▸ EXERCISE PROMPT:
Restate the records word for word, omitting nothing.

▸ EXERCISE INPUT:
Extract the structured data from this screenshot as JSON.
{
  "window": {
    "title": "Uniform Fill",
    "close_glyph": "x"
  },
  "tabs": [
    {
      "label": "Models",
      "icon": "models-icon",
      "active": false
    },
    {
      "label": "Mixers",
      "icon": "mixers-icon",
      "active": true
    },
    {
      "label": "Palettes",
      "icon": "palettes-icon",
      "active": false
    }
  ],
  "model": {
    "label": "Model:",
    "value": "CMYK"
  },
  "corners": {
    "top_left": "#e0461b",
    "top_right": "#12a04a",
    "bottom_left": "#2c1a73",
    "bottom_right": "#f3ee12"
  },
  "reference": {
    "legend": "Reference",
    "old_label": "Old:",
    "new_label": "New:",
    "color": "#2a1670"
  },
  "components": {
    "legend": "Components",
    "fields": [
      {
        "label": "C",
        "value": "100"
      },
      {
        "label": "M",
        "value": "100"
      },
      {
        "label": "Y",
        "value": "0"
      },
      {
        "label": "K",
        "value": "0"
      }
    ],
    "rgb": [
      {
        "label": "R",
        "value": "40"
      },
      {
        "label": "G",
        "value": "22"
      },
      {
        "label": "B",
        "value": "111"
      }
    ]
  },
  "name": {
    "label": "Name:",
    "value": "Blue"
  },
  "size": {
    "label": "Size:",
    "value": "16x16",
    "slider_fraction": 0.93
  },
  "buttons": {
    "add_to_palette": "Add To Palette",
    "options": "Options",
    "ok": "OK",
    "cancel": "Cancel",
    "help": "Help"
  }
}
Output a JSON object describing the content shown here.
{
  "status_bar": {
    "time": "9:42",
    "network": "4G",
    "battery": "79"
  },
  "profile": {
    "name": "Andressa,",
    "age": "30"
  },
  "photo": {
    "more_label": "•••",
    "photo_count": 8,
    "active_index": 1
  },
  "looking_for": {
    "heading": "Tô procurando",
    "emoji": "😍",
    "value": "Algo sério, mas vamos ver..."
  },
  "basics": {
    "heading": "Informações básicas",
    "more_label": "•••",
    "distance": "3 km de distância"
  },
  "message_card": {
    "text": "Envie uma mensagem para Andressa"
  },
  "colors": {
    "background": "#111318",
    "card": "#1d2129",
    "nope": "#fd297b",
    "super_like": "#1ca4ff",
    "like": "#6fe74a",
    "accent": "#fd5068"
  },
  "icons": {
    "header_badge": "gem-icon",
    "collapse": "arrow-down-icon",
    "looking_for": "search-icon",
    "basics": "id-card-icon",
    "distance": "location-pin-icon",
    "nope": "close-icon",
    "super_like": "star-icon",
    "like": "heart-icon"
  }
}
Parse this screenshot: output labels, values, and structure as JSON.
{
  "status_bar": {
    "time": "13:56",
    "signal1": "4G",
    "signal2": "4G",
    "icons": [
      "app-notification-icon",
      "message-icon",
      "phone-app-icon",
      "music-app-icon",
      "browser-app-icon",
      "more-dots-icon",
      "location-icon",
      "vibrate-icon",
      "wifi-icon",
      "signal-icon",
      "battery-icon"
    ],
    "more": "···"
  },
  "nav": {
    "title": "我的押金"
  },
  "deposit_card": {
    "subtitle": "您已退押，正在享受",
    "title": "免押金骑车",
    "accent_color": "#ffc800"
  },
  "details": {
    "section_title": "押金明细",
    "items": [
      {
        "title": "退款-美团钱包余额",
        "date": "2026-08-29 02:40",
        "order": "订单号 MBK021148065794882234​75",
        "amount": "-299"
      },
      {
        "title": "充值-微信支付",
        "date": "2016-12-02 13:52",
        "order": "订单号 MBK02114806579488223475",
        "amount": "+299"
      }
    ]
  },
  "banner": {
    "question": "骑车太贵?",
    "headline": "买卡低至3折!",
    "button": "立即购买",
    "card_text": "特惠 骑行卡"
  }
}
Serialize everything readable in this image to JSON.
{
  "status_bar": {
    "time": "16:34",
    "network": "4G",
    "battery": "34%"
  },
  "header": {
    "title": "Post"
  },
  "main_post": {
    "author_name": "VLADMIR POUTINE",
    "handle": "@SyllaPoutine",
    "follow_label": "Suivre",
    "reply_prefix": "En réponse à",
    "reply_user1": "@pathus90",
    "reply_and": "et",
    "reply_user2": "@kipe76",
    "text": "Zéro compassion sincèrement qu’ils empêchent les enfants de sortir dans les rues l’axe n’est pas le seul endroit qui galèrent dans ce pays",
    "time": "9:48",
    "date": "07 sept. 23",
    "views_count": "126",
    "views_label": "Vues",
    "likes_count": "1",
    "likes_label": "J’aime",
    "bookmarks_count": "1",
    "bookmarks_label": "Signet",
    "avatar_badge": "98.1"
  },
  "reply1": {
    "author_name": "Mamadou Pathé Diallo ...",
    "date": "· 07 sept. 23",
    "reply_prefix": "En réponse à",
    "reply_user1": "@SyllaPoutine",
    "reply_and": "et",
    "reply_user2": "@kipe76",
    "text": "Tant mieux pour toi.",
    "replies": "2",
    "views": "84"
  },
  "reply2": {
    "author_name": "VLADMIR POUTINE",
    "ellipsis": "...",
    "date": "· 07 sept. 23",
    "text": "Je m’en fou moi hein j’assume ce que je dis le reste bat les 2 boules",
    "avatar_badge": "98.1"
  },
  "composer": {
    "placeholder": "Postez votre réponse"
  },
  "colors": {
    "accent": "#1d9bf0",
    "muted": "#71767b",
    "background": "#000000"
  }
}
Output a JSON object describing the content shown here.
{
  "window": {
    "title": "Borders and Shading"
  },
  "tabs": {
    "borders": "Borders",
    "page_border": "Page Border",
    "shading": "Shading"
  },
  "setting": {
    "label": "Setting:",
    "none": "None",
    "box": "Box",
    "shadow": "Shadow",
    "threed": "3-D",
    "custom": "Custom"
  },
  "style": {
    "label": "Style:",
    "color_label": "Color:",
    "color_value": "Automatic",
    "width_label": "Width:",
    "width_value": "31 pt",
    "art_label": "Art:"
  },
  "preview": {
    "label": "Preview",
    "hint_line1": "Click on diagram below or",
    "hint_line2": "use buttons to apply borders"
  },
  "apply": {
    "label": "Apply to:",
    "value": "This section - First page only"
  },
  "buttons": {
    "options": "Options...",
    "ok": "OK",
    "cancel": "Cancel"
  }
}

▸ RESULT OF THE EXERCISE:
Extract the structured data from this screenshot as JSON.
{
  "window": {
    "title": "Uniform Fill",
    "close_glyph": "x"
  },
  "tabs": [
    {
      "label": "Models",
      "icon": "models-icon",
      "active": false
    },
    {
      "label": "Mixers",
      "icon": "mixers-icon",
      "active": true
    },
    {
      "label": "Palettes",
      "icon": "palettes-icon",
      "active": false
    }
  ],
  "model": {
    "label": "Model:",
    "value": "CMYK"
  },
  "corners": {
    "top_left": "#e0461b",
    "top_right": "#12a04a",
    "bottom_left": "#2c1a73",
    "bottom_right": "#f3ee12"
  },
  "reference": {
    "legend": "Reference",
    "old_label": "Old:",
    "new_label": "New:",
    "color": "#2a1670"
  },
  "components": {
    "legend": "Components",
    "fields": [
      {
        "label": "C",
        "value": "100"
      },
      {
        "label": "M",
        "value": "100"
      },
      {
        "label": "Y",
        "value": "0"
      },
      {
        "label": "K",
        "value": "0"
      }
    ],
    "rgb": [
      {
        "label": "R",
        "value": "40"
      },
      {
        "label": "G",
        "value": "22"
      },
      {
        "label": "B",
        "value": "111"
      }
    ]
  },
  "name": {
    "label": "Name:",
    "value": "Blue"
  },
  "size": {
    "label": "Size:",
    "value": "16x16",
    "slider_fraction": 0.93
  },
  "buttons": {
    "add_to_palette": "Add To Palette",
    "options": "Options",
    "ok": "OK",
    "cancel": "Cancel",
    "help": "Help"
  }
}
Output a JSON object describing the content shown here.
{
  "status_bar": {
    "time": "9:42",
    "network": "4G",
    "battery": "79"
  },
  "profile": {
    "name": "Andressa,",
    "age": "30"
  },
  "photo": {
    "more_label": "•••",
    "photo_count": 8,
    "active_index": 1
  },
  "looking_for": {
    "heading": "Tô procurando",
    "emoji": "😍",
    "value": "Algo sério, mas vamos ver..."
  },
  "basics": {
    "heading": "Informações básicas",
    "more_label": "•••",
    "distance": "3 km de distância"
  },
  "message_card": {
    "text": "Envie uma mensagem para Andressa"
  },
  "colors": {
    "background": "#111318",
    "card": "#1d2129",
    "nope": "#fd297b",
    "super_like": "#1ca4ff",
    "like": "#6fe74a",
    "accent": "#fd5068"
  },
  "icons": {
    "header_badge": "gem-icon",
    "collapse": "arrow-down-icon",
    "looking_for": "search-icon",
    "basics": "id-card-icon",
    "distance": "location-pin-icon",
    "nope": "close-icon",
    "super_like": "star-icon",
    "like": "heart-icon"
  }
}
Parse this screenshot: output labels, values, and structure as JSON.
{
  "status_bar": {
    "time": "13:56",
    "signal1": "4G",
    "signal2": "4G",
    "icons": [
      "app-notification-icon",
      "message-icon",
      "phone-app-icon",
      "music-app-icon",
      "browser-app-icon",
      "more-dots-icon",
      "location-icon",
      "vibrate-icon",
      "wifi-icon",
      "signal-icon",
      "battery-icon"
    ],
    "more": "···"
  },
  "nav": {
    "title": "我的押金"
  },
  "deposit_card": {
    "subtitle": "您已退押，正在享受",
    "title": "免押金骑车",
    "accent_color": "#ffc800"
  },
  "details": {
    "section_title": "押金明细",
    "items": [
      {
        "title": "退款-美团钱包余额",
        "date": "2026-08-29 02:40",
        "order": "订单号 MBK021148065794882234​75",
        "amount": "-299"
      },
      {
        "title": "充值-微信支付",
        "date": "2016-12-02 13:52",
        "order": "订单号 MBK02114806579488223475",
        "amount": "+299"
      }
    ]
  },
  "banner": {
    "question": "骑车太贵?",
    "headline": "买卡低至3折!",
    "button": "立即购买",
    "card_text": "特惠 骑行卡"
  }
}
Serialize everything readable in this image to JSON.
{
  "status_bar": {
    "time": "16:34",
    "network": "4G",
    "battery": "34%"
  },
  "header": {
    "title": "Post"
  },
  "main_post": {
    "author_name": "VLADMIR POUTINE",
    "handle": "@SyllaPoutine",
    "follow_label": "Suivre",
    "reply_prefix": "En réponse à",
    "reply_user1": "@pathus90",
    "reply_and": "et",
    "reply_user2": "@kipe76",
    "text": "Zéro compassion sincèrement qu’ils empêchent les enfants de sortir dans les rues l’axe n’est pas le seul endroit qui galèrent dans ce pays",
    "time": "9:48",
    "date": "07 sept. 23",
    "views_count": "126",
    "views_label": "Vues",
    "likes_count": "1",
    "likes_label": "J’aime",
    "bookmarks_count": "1",
    "bookmarks_label": "Signet",
    "avatar_badge": "98.1"
  },
  "reply1": {
    "author_name": "Mamadou Pathé Diallo ...",
    "date": "· 07 sept. 23",
    "reply_prefix": "En réponse à",
    "reply_user1": "@SyllaPoutine",
    "reply_and": "et",
    "reply_user2": "@kipe76",
    "text": "Tant mieux pour toi.",
    "replies": "2",
    "views": "84"
  },
  "reply2": {
    "author_name": "VLADMIR POUTINE",
    "ellipsis": "...",
    "date": "· 07 sept. 23",
    "text": "Je m’en fou moi hein j’assume ce que je dis le reste bat les 2 boules",
    "avatar_badge": "98.1"
  },
  "composer": {
    "placeholder": "Postez votre réponse"
  },
  "colors": {
    "accent": "#1d9bf0",
    "muted": "#71767b",
    "background": "#000000"
  }
}
Output a JSON object describing the content shown here.
{
  "window": {
    "title": "Borders and Shading"
  },
  "tabs": {
    "borders": "Borders",
    "page_border": "Page Border",
    "shading": "Shading"
  },
  "setting": {
    "label": "Setting:",
    "none": "None",
    "box": "Box",
    "shadow": "Shadow",
    "threed": "3-D",
    "custom": "Custom"
  },
  "style": {
    "label": "Style:",
    "color_label": "Color:",
    "color_value": "Automatic",
    "width_label": "Width:",
    "width_value": "31 pt",
    "art_label": "Art:"
  },
  "preview": {
    "label": "Preview",
    "hint_line1": "Click on diagram below or",
    "hint_line2": "use buttons to apply borders"
  },
  "apply": {
    "label": "Apply to:",
    "value": "This section - First page only"
  },
  "buttons": {
    "options": "Options...",
    "ok": "OK",
    "cancel": "Cancel"
  }
}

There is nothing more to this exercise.